*** Opening DATASET EXCERPTS ***

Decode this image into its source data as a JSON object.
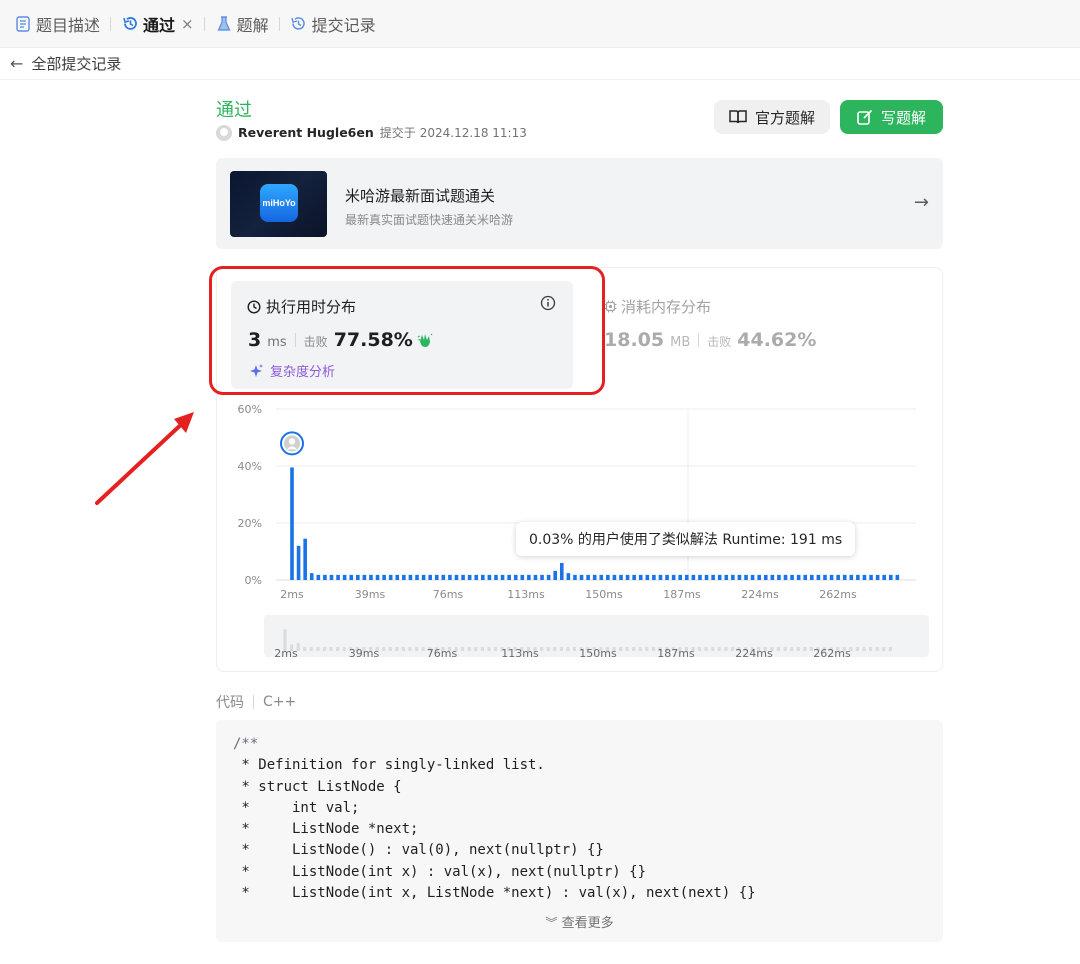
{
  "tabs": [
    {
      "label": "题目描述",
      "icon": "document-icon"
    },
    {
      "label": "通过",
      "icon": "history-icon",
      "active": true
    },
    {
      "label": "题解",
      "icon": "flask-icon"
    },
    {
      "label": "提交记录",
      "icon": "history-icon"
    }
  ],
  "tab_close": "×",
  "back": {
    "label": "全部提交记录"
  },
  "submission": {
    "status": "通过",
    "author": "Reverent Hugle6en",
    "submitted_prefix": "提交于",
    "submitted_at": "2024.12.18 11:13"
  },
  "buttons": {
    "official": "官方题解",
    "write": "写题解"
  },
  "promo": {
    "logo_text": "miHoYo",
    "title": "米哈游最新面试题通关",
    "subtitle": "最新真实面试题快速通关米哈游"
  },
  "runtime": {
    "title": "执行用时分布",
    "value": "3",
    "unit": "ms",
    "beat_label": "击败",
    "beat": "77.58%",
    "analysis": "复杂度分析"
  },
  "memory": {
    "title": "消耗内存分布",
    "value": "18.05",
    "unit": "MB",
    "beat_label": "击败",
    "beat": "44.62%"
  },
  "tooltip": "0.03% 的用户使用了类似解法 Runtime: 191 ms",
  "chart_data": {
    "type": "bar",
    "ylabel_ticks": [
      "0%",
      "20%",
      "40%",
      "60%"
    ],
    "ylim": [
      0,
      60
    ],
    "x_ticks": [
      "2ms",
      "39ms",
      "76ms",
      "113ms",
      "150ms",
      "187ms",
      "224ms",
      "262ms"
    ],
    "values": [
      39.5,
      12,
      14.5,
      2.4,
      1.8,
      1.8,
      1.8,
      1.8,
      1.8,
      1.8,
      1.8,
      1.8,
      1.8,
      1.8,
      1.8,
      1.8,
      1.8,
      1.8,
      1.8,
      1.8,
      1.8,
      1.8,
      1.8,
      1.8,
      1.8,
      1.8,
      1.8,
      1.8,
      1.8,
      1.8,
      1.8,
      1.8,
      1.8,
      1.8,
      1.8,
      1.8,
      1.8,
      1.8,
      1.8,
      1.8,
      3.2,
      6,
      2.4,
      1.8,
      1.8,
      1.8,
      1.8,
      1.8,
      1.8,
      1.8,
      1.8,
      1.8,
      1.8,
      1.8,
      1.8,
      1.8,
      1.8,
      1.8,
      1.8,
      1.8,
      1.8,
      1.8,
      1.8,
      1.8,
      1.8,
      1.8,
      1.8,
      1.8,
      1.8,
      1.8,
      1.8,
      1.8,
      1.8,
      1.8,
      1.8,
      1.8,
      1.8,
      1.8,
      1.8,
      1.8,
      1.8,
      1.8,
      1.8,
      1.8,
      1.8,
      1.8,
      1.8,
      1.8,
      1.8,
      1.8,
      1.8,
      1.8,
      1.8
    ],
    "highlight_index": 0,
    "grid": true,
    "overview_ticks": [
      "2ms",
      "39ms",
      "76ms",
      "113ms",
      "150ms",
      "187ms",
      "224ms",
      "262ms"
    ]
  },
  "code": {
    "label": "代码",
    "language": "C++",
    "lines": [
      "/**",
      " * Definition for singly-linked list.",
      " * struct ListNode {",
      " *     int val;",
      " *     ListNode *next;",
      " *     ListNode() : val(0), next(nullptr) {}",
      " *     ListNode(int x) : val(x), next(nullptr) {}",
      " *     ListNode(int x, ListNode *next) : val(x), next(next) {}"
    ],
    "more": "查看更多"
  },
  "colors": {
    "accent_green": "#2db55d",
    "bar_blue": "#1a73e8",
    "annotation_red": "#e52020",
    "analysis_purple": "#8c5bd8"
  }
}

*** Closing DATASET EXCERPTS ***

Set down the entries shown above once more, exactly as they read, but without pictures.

**REPLY TO THE TASK:**
Decode this image into its source data as a JSON object.
{
  "tabs": [
    {
      "label": "题目描述",
      "icon": "document-icon"
    },
    {
      "label": "通过",
      "icon": "history-icon",
      "active": true
    },
    {
      "label": "题解",
      "icon": "flask-icon"
    },
    {
      "label": "提交记录",
      "icon": "history-icon"
    }
  ],
  "tab_close": "×",
  "back": {
    "label": "全部提交记录"
  },
  "submission": {
    "status": "通过",
    "author": "Reverent Hugle6en",
    "submitted_prefix": "提交于",
    "submitted_at": "2024.12.18 11:13"
  },
  "buttons": {
    "official": "官方题解",
    "write": "写题解"
  },
  "promo": {
    "logo_text": "miHoYo",
    "title": "米哈游最新面试题通关",
    "subtitle": "最新真实面试题快速通关米哈游"
  },
  "runtime": {
    "title": "执行用时分布",
    "value": "3",
    "unit": "ms",
    "beat_label": "击败",
    "beat": "77.58%",
    "analysis": "复杂度分析"
  },
  "memory": {
    "title": "消耗内存分布",
    "value": "18.05",
    "unit": "MB",
    "beat_label": "击败",
    "beat": "44.62%"
  },
  "tooltip": "0.03% 的用户使用了类似解法 Runtime: 191 ms",
  "chart_data": {
    "type": "bar",
    "ylabel_ticks": [
      "0%",
      "20%",
      "40%",
      "60%"
    ],
    "ylim": [
      0,
      60
    ],
    "x_ticks": [
      "2ms",
      "39ms",
      "76ms",
      "113ms",
      "150ms",
      "187ms",
      "224ms",
      "262ms"
    ],
    "values": [
      39.5,
      12,
      14.5,
      2.4,
      1.8,
      1.8,
      1.8,
      1.8,
      1.8,
      1.8,
      1.8,
      1.8,
      1.8,
      1.8,
      1.8,
      1.8,
      1.8,
      1.8,
      1.8,
      1.8,
      1.8,
      1.8,
      1.8,
      1.8,
      1.8,
      1.8,
      1.8,
      1.8,
      1.8,
      1.8,
      1.8,
      1.8,
      1.8,
      1.8,
      1.8,
      1.8,
      1.8,
      1.8,
      1.8,
      1.8,
      3.2,
      6,
      2.4,
      1.8,
      1.8,
      1.8,
      1.8,
      1.8,
      1.8,
      1.8,
      1.8,
      1.8,
      1.8,
      1.8,
      1.8,
      1.8,
      1.8,
      1.8,
      1.8,
      1.8,
      1.8,
      1.8,
      1.8,
      1.8,
      1.8,
      1.8,
      1.8,
      1.8,
      1.8,
      1.8,
      1.8,
      1.8,
      1.8,
      1.8,
      1.8,
      1.8,
      1.8,
      1.8,
      1.8,
      1.8,
      1.8,
      1.8,
      1.8,
      1.8,
      1.8,
      1.8,
      1.8,
      1.8,
      1.8,
      1.8,
      1.8,
      1.8,
      1.8
    ],
    "highlight_index": 0,
    "grid": true,
    "overview_ticks": [
      "2ms",
      "39ms",
      "76ms",
      "113ms",
      "150ms",
      "187ms",
      "224ms",
      "262ms"
    ]
  },
  "code": {
    "label": "代码",
    "language": "C++",
    "lines": [
      "/**",
      " * Definition for singly-linked list.",
      " * struct ListNode {",
      " *     int val;",
      " *     ListNode *next;",
      " *     ListNode() : val(0), next(nullptr) {}",
      " *     ListNode(int x) : val(x), next(nullptr) {}",
      " *     ListNode(int x, ListNode *next) : val(x), next(next) {}"
    ],
    "more": "查看更多"
  },
  "colors": {
    "accent_green": "#2db55d",
    "bar_blue": "#1a73e8",
    "annotation_red": "#e52020",
    "analysis_purple": "#8c5bd8"
  }
}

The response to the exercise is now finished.